“This is a big day, and I'm thrilled for you,” Kayes told Talbot.
Williams led a local effort to procure a $600,000 federal grant to start a juvenile drug court in Clallam County in 1997, which became the first in the Pacific Northwest, the 12th in the nation and the second in a rural U.S. county.
He presided over both drug courts until his fellow Superior Court judge, George L. Wood, took on the youth drug court in 2003.
Williams, who received the state drug court association's first lifetime achievement award in October, congratulated each graduate and spoke of their recovery like a proud father.
Talbot thanked her own parents for taking care of her daughters when she was sick and for “never giving up on me.”
“I'm so glad that they get to see my today alive and sober and happy,” she said.

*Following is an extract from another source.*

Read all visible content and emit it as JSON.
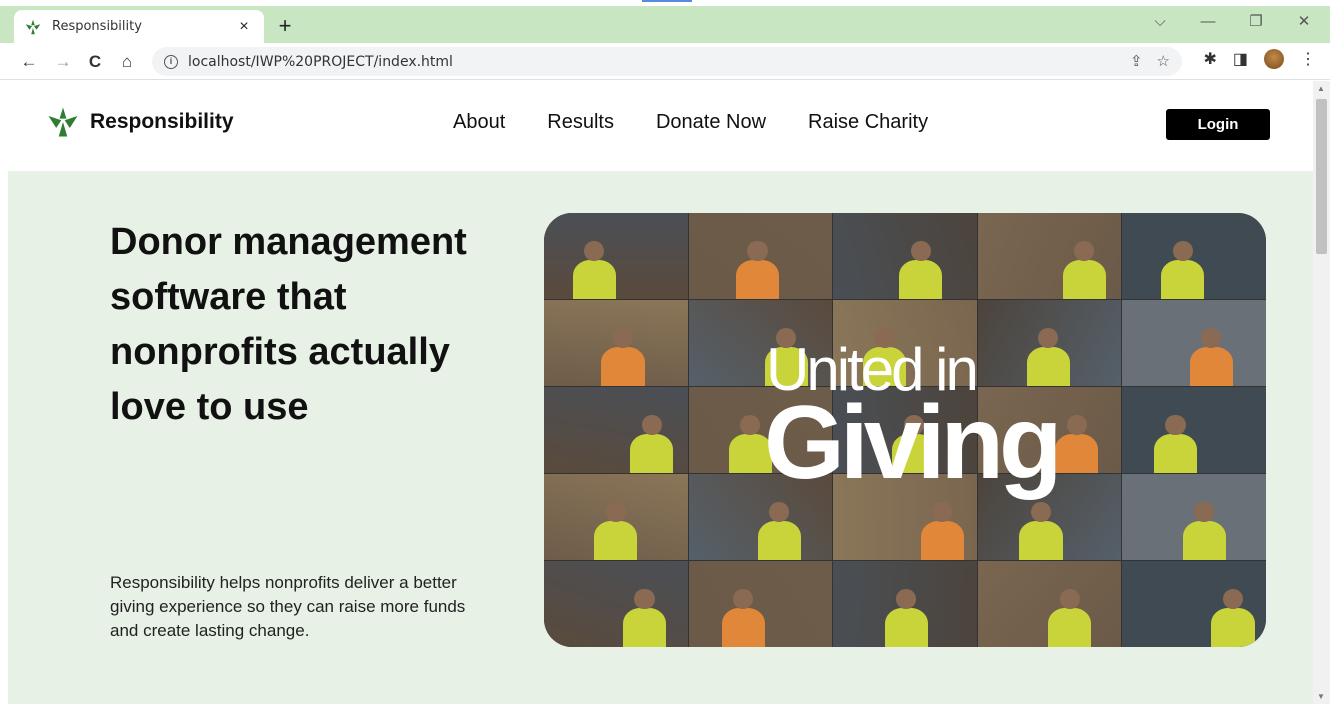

Talbot also thanked drug court attorney John Hayden “for his honesty and his sense of humor” and drug court attorney Stormy Howell “for always asking me about how my girls were doing, because they are so important to me.”
“Most of all, I want to thank my higher power, Jesus Christ, who is my friend and who has pulled me out of the pit of hell to where I am today,” Talbot said.
Reporter Rob Ollikainen can be reached at 360-452-2345, ext. 5072, or at email@example.com.
Last modified: December 02. 2012 6:26PM